The weather this month has been warm enough for many of the kids to strip off most of their layers including their footwear. It was only towards the end of the month that we began to notice signs of autumn. When we asked the kids how they knew the season had changed, they responded with answers like “the leaves are falling”, “the leaves are changing colors”, “the days are darker”, and “we are wearing more clothes”.
The children delighted in the many mushrooms we observed this month. They often requested the magnifying glasses to study the orange coral mushrooms, the shelf mushrooms and the molds on the ground. We gently touched the different mushrooms, noticing how each of them felt differently. We emphasized to the children that we never eat or nibble any of the mushrooms that we find in the forest, as a safety precaution against possible exuberant tasting..
We noticed a deep layer of debris on the forest floor due to all of the douglas fir, hemlock and red cedar needles falling from the canopy. The children spent time drawing designs in the debris. We talked about how everything that falls on the forest floor eventually becomes dirt. As the children explored through deeper digging, they noticed that the dirt under the surface not only looked and felt different from place to place but it also smelled different. As we moved the debris around, we discovered tiny sprouts and marveled over how those babies would one day become big adult plants.
The increasing dampness in the forest also led to more obvious examples of decomposition as the children explored pulling bark off of fallen trees and breaking apart soft decaying logs. Under the bark we often saw that there was a soft layer of what looked like dirt (sawdust) and we asked the kids what they thought it was. Upon further study, they noticed clues to insect activity and deduced that the insects had chewed the wood. In some logs we found termites and it reinforced what the children had guessed. Some of the alder wood is so decayed that it can be grabbed by the handful and water squeezed out of it. We talk about how and why there is water in the wood and this led to conversations about what causes things to decompose.

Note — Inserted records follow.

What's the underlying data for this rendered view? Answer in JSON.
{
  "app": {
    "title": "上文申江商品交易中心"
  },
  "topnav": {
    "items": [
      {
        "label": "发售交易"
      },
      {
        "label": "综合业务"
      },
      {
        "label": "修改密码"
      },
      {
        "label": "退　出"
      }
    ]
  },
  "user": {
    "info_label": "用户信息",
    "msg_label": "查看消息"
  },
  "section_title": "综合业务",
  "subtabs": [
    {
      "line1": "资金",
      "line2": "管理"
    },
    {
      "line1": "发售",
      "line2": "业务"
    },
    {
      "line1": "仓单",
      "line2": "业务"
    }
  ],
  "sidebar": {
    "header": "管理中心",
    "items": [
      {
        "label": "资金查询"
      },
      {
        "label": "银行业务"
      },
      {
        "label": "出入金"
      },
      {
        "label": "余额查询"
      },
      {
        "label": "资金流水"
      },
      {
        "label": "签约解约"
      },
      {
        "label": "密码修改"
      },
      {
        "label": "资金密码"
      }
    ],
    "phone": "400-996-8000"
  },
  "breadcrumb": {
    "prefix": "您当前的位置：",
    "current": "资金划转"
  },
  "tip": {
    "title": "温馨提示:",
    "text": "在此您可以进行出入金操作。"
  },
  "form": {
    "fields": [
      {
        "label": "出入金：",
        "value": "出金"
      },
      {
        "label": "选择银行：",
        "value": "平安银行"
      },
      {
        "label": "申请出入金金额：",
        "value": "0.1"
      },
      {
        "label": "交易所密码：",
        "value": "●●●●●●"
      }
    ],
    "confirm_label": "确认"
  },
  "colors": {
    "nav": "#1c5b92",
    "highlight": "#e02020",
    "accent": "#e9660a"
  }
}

We have seen and heard lots of animal activity. We saw lots of evidence of moles working under the dirt and we saw our resident bunny several times. One day we saw a salamander moving across the trail and we got a close look at it before it scrambled away. It was a good opportunity to explain to the children why we do not handle amphibians, since their skin is so permeable we could unintentionally injure them with whatever is on our hands such as hand sanitizer, bug spray or antibacterial soap. We have also heard many pacific tree frogs, our native douglas fir squirrel and ravens. We saw several of our famously large banana slugs, which are our only native slug species. We’ve found many of our two native millipede species, the black with yellow spots and the smaller brown one. We encourage children to use a leaf as a scoop to pick them up so their fingers don’t accidentally crush the tiny creatures. The children have been learning about habitat and often want to build one in our bug box for the millipedes. (We take the lid off our “bug” boxes so that creatures don’t accidentally get left in them at the end of the day).
We have made a lot of forest tea. Each day I bring a thermos of hot water and the children leisurely collect edible forest forage and drop it in the water for our homemade tea. Before picking each leaf we encourage the children to make sure there is no layer of dirt on it and to examine the underside of the leaf to make sure no animals are making their home under that leaf. We also require the children to be able to identify the plant they are dropping into the water, encouraging the older children to teach when the younger ones don’t know or forget. This month’s forest tea blend includes lots of huckleberries, sword fern, lichen and red cedar fronds.
We provide chunky chalk for the children and they love to draw on the bark, noting the different textures of various trees. We also set out artists paintbrushes with a bowl of water and the kids create ephemeral drawings on our fire circle stumps or overlay their colorful chalk drawings with strokes of water. They notice that the chalk marks turn darker when wet. The children spent a long time elaborately decorating one of their favorite climbing logs (the “airplane”), singing loudly as they worked together.
There has been lots of rich imagination play this month. We have gone on many adventures by way of airplane and train. The children have enjoyed pretending they are kittens, wolves and owls. One day we engaged in spontaneous Forest Yoga as each child made up a pose and all the other children copied it. We’ve had ballet shows with costumes such as fir branch bracelets, belts and tutus. We played forest baseball with sticks and cones. We have built little stick houses and villages. On many days we played our nature memory game “What’s Missing?” Many cakes, muffins and cookies were concocted in a play area the children call “the bakery”.
We have a musical instrument bin that sits out so the children can spontaneously grab an instrument whenever they choose. This month we witnessed a lot of joyous music-making. We sing our Cedarsong songs and also enjoy making up alternate silly words to some of our songs.
In the first month of school we often have to remind our children of the Cedarsong Rules of Kindness and Rules of Safety. The basic rules of kindness are: No hitting, No grabbing, No pushing and No mean words. We also do not allow any exclusionary behavior, striving to create a cooperative and supportive tribe vibe. The most basic safety rule is that “you must always be able to see a teacher and a teacher must always be able to see you”.
Often we just lie on the ground and gaze into the forest canopy, watching the tress sway. One day, while lying on the ground next to a five year old, I heard her sigh deeply and quietly say to herself “I love nature”. My heart soared.
By Erin Kenny ©2015